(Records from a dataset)
^^^^^^^^

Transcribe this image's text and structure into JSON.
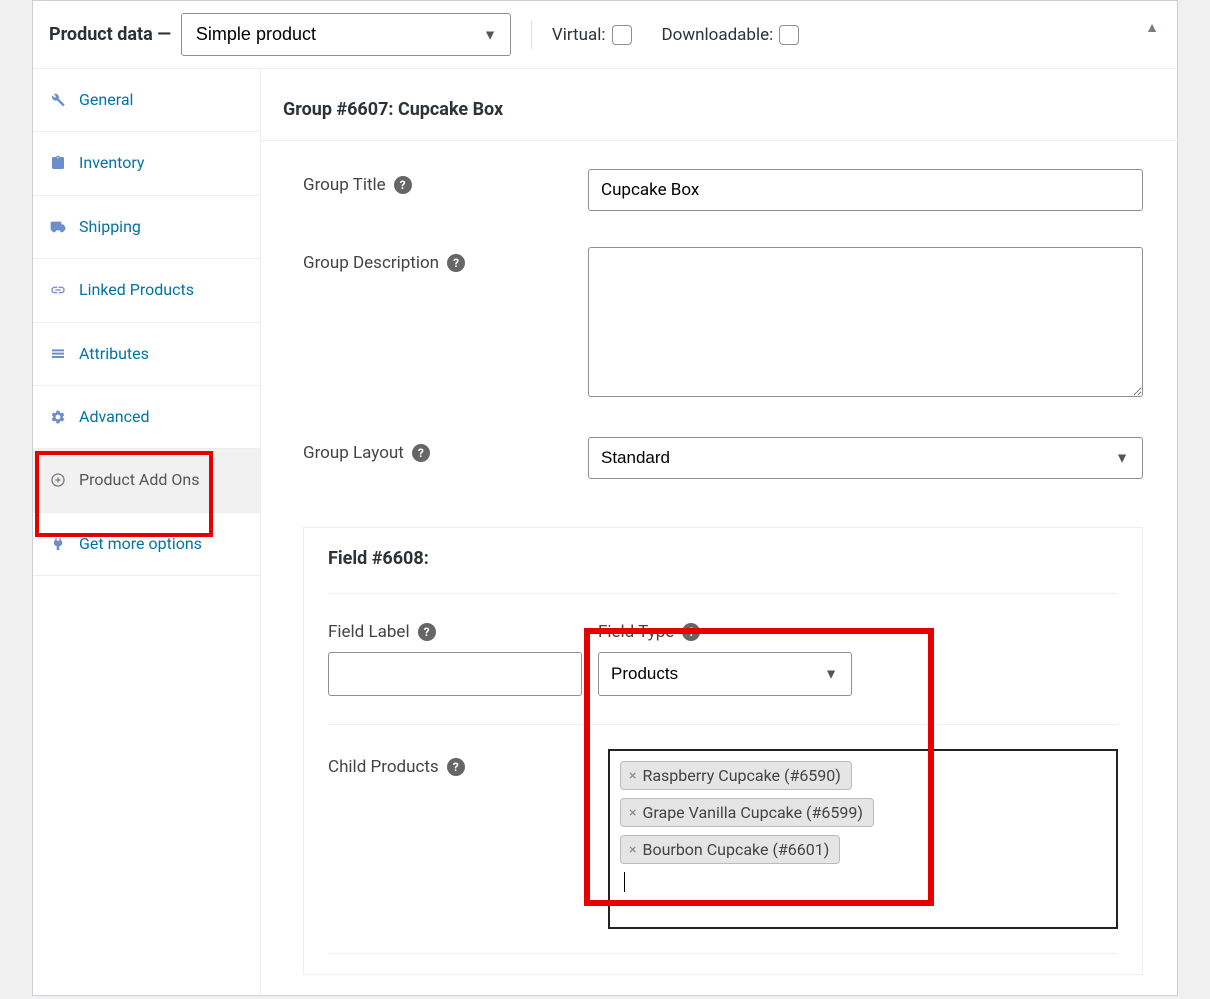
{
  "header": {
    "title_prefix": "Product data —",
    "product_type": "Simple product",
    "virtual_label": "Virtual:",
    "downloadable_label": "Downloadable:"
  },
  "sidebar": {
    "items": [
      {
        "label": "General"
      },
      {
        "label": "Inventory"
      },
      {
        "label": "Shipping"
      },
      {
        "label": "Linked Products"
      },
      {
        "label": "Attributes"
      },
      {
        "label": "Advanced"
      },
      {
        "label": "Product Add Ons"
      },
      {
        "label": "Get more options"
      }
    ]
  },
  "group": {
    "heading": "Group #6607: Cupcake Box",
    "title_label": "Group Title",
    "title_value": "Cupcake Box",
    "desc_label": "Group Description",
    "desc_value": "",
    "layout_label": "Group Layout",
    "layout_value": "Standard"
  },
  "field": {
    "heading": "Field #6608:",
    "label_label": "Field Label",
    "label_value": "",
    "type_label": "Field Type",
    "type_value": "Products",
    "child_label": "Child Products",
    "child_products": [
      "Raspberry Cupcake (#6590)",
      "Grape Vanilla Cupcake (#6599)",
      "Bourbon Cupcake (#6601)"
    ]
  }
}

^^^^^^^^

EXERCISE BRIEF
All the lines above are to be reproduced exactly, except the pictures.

EXPECTED OUTPUT
Transcribe this image's text and structure into JSON.
{
  "header": {
    "title_prefix": "Product data —",
    "product_type": "Simple product",
    "virtual_label": "Virtual:",
    "downloadable_label": "Downloadable:"
  },
  "sidebar": {
    "items": [
      {
        "label": "General"
      },
      {
        "label": "Inventory"
      },
      {
        "label": "Shipping"
      },
      {
        "label": "Linked Products"
      },
      {
        "label": "Attributes"
      },
      {
        "label": "Advanced"
      },
      {
        "label": "Product Add Ons"
      },
      {
        "label": "Get more options"
      }
    ]
  },
  "group": {
    "heading": "Group #6607: Cupcake Box",
    "title_label": "Group Title",
    "title_value": "Cupcake Box",
    "desc_label": "Group Description",
    "desc_value": "",
    "layout_label": "Group Layout",
    "layout_value": "Standard"
  },
  "field": {
    "heading": "Field #6608:",
    "label_label": "Field Label",
    "label_value": "",
    "type_label": "Field Type",
    "type_value": "Products",
    "child_label": "Child Products",
    "child_products": [
      "Raspberry Cupcake (#6590)",
      "Grape Vanilla Cupcake (#6599)",
      "Bourbon Cupcake (#6601)"
    ]
  }
}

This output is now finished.